Speaker-elect Jeff Hoover, R-Jamestown, whose Republican caucus will control the Kentucky House of Representatives for the first time since 1921, made it clear: Frankfort should focus on policies that bring economic growth and employment opportunities to the Big Blue State.
Senate President Robert Stivers, R-Manchester, who presides over a body that’s passed pro-growth bills by increasingly larger numbers and wider margins for years concurs with the Speaker, as does Gov. Matt Bevin.
The fact that so many of those bills were blocked by departing Democratic Speaker Greg Stumbo’s strong-arm political tactics galvanized Republican senators.
Many senators – even those who didn’t face re-election themselves – had grown so tired of working hard to pass sound legislation only to see it die in some obscure House committee without even a hearing that they feverishly campaigned to help their fellow House Republicans win on Election Night and transform Kentucky’s political landscape.
Stumbo’s obstructionism provided a unifying force in both raising the level of and providing a common target toward which Republicans in Frankfort could aim their collective good-for-the-citizenry frustration.

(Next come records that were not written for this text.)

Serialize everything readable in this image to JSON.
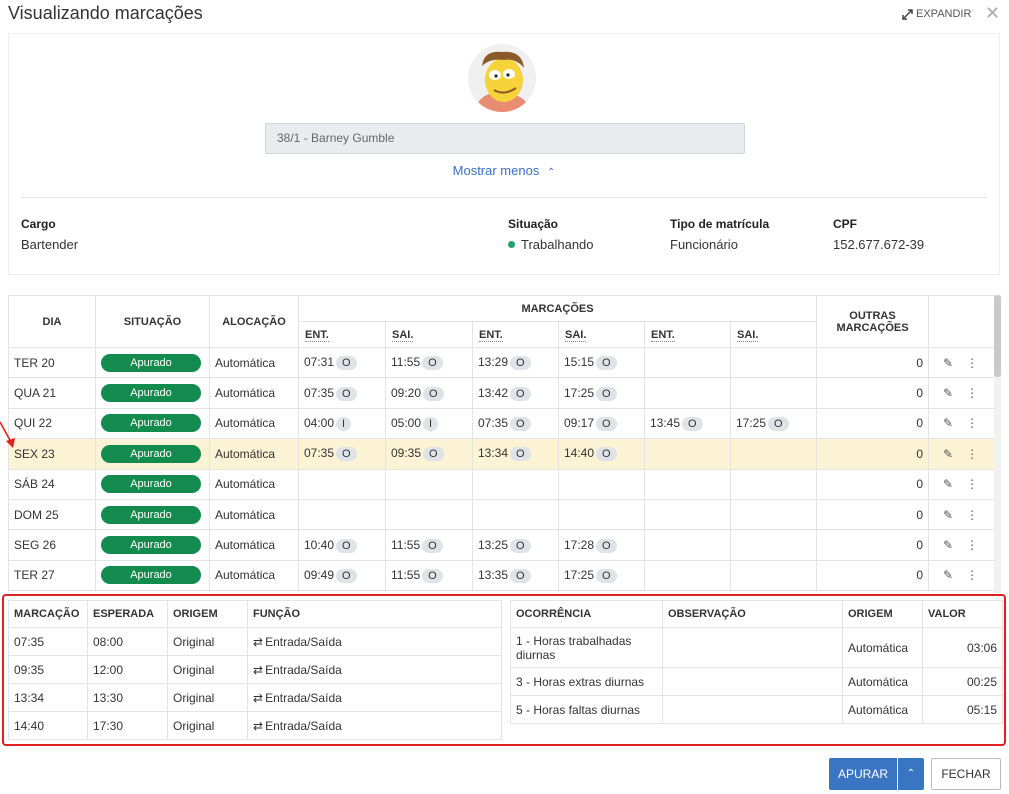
{
  "header": {
    "title": "Visualizando marcações",
    "expand_label": "EXPANDIR",
    "close_glyph": "✕"
  },
  "profile": {
    "employee": "38/1 - Barney Gumble",
    "show_less": "Mostrar menos",
    "cargo_label": "Cargo",
    "cargo": "Bartender",
    "situacao_label": "Situação",
    "situacao": "Trabalhando",
    "tipo_label": "Tipo de matrícula",
    "tipo": "Funcionário",
    "cpf_label": "CPF",
    "cpf": "152.677.672-39",
    "status_color": "#1ea36b"
  },
  "grid": {
    "h_dia": "DIA",
    "h_situacao": "SITUAÇÃO",
    "h_alocacao": "ALOCAÇÃO",
    "h_marcacoes": "MARCAÇÕES",
    "h_outras": "OUTRAS MARCAÇÕES",
    "h_ent": "ENT.",
    "h_sai": "SAI.",
    "rows": [
      {
        "dia": "TER 20",
        "situacao": "Apurado",
        "alocacao": "Automática",
        "p": [
          [
            "07:31",
            "O"
          ],
          [
            "11:55",
            "O"
          ],
          [
            "13:29",
            "O"
          ],
          [
            "15:15",
            "O"
          ],
          [
            "",
            ""
          ],
          [
            "",
            ""
          ]
        ],
        "outras": "0"
      },
      {
        "dia": "QUA 21",
        "situacao": "Apurado",
        "alocacao": "Automática",
        "p": [
          [
            "07:35",
            "O"
          ],
          [
            "09:20",
            "O"
          ],
          [
            "13:42",
            "O"
          ],
          [
            "17:25",
            "O"
          ],
          [
            "",
            ""
          ],
          [
            "",
            ""
          ]
        ],
        "outras": "0"
      },
      {
        "dia": "QUI 22",
        "situacao": "Apurado",
        "alocacao": "Automática",
        "p": [
          [
            "04:00",
            "I"
          ],
          [
            "05:00",
            "I"
          ],
          [
            "07:35",
            "O"
          ],
          [
            "09:17",
            "O"
          ],
          [
            "13:45",
            "O"
          ],
          [
            "17:25",
            "O"
          ]
        ],
        "outras": "0"
      },
      {
        "dia": "SEX 23",
        "situacao": "Apurado",
        "alocacao": "Automática",
        "p": [
          [
            "07:35",
            "O"
          ],
          [
            "09:35",
            "O"
          ],
          [
            "13:34",
            "O"
          ],
          [
            "14:40",
            "O"
          ],
          [
            "",
            ""
          ],
          [
            "",
            ""
          ]
        ],
        "outras": "0"
      },
      {
        "dia": "SÁB 24",
        "situacao": "Apurado",
        "alocacao": "Automática",
        "p": [
          [
            "",
            ""
          ],
          [
            "",
            ""
          ],
          [
            "",
            ""
          ],
          [
            "",
            ""
          ],
          [
            "",
            ""
          ],
          [
            "",
            ""
          ]
        ],
        "outras": "0"
      },
      {
        "dia": "DOM 25",
        "situacao": "Apurado",
        "alocacao": "Automática",
        "p": [
          [
            "",
            ""
          ],
          [
            "",
            ""
          ],
          [
            "",
            ""
          ],
          [
            "",
            ""
          ],
          [
            "",
            ""
          ],
          [
            "",
            ""
          ]
        ],
        "outras": "0"
      },
      {
        "dia": "SEG 26",
        "situacao": "Apurado",
        "alocacao": "Automática",
        "p": [
          [
            "10:40",
            "O"
          ],
          [
            "11:55",
            "O"
          ],
          [
            "13:25",
            "O"
          ],
          [
            "17:28",
            "O"
          ],
          [
            "",
            ""
          ],
          [
            "",
            ""
          ]
        ],
        "outras": "0"
      },
      {
        "dia": "TER 27",
        "situacao": "Apurado",
        "alocacao": "Automática",
        "p": [
          [
            "09:49",
            "O"
          ],
          [
            "11:55",
            "O"
          ],
          [
            "13:35",
            "O"
          ],
          [
            "17:25",
            "O"
          ],
          [
            "",
            ""
          ],
          [
            "",
            ""
          ]
        ],
        "outras": "0"
      }
    ],
    "selected_row": 3,
    "pill_color": "#138a4e",
    "highlight_color": "#fcf3d4"
  },
  "detail_left": {
    "headers": [
      "MARCAÇÃO",
      "ESPERADA",
      "ORIGEM",
      "FUNÇÃO"
    ],
    "rows": [
      [
        "07:35",
        "08:00",
        "Original",
        "Entrada/Saída"
      ],
      [
        "09:35",
        "12:00",
        "Original",
        "Entrada/Saída"
      ],
      [
        "13:34",
        "13:30",
        "Original",
        "Entrada/Saída"
      ],
      [
        "14:40",
        "17:30",
        "Original",
        "Entrada/Saída"
      ]
    ]
  },
  "detail_right": {
    "headers": [
      "OCORRÊNCIA",
      "OBSERVAÇÃO",
      "ORIGEM",
      "VALOR"
    ],
    "rows": [
      [
        "1 - Horas trabalhadas diurnas",
        "",
        "Automática",
        "03:06"
      ],
      [
        "3 - Horas extras diurnas",
        "",
        "Automática",
        "00:25"
      ],
      [
        "5 - Horas faltas diurnas",
        "",
        "Automática",
        "05:15"
      ]
    ]
  },
  "footer": {
    "apurar": "APURAR",
    "fechar": "FECHAR"
  }
}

It also unified and sharpened the GOP’s spear, readying the party to bolt from the gate, jabbing with job-friendly legislation while using a retro-but-relevant “it’s the economy, stupid” approach rather than simply being satisfied with some election victory, even one that put the finishing touches on making Stumbo – already a political dinosaur – extinct.
Like Max Euwe, the great 20th century Dutch chess Grandmaster and mathematician, observed: “Whoever sees no other aim in the game than that of giving checkmate to one’s opponent will never become a good chess player.”
Or an effective game-changing majority party, either.
What happened on Election Night is best viewed as an important milestone towards winning future policy battles that ultimately will change Kentucky’s economic trajectory from one of decline and dependency to growth and even greatness.
We must make Kentucky – as Hoover put it – “a state that is more attractive to companies wanting to locate here or companies wanting to expand to create jobs.”
Opposition now will arise primarily in the form of temptations common to all politicians, including placing a higher priority on getting re-elected than on doing the right thing.
Substantive debate that includes testimony from fiscal conservatives who reformed tax policies in other states – particularly ones with whom Kentucky competes for economic-development projects – is the right thing.
Why not invite former Indiana Gov. Mitch Daniels, for example, to come and tell about how he led the economic turnaround in the Hoosier State, all while reforming its tax, pension and education policies?
Temptations to limit tax-code debates to endless discussions about feeding crocodiles rather than draining the swamp in a manner that makes compliance simpler, rates lower and the commonwealth more prosperous must be resisted at all cost.
Such temptations can be easily overcome if House Republicans – especially its 23 new members – will just consider how downright fun it will be to cast votes like ones that free up millions of dollars currently sunk in that swamp by costly prevailing-wage requirements on public projects.
School Planning and Management magazine reports that during 2014 school districts in Region 4, which includes Kentucky, spent more than $900 million on construction, primarily new schools.
Tom Shelton, executive director of Kentucky Association of School Superintendents, told a state Senate committee earlier this year that prevailing-wage mandates consume “20 to 30 percent in overall cost for construction.”
Wrap it all up with a Big Blue blow consisting of happy legislators dreaming about unlocking millions of these dollars for new schools, textbooks and opportunities, and we’re on our way to the commonwealth’s best holiday season in at least 95 years.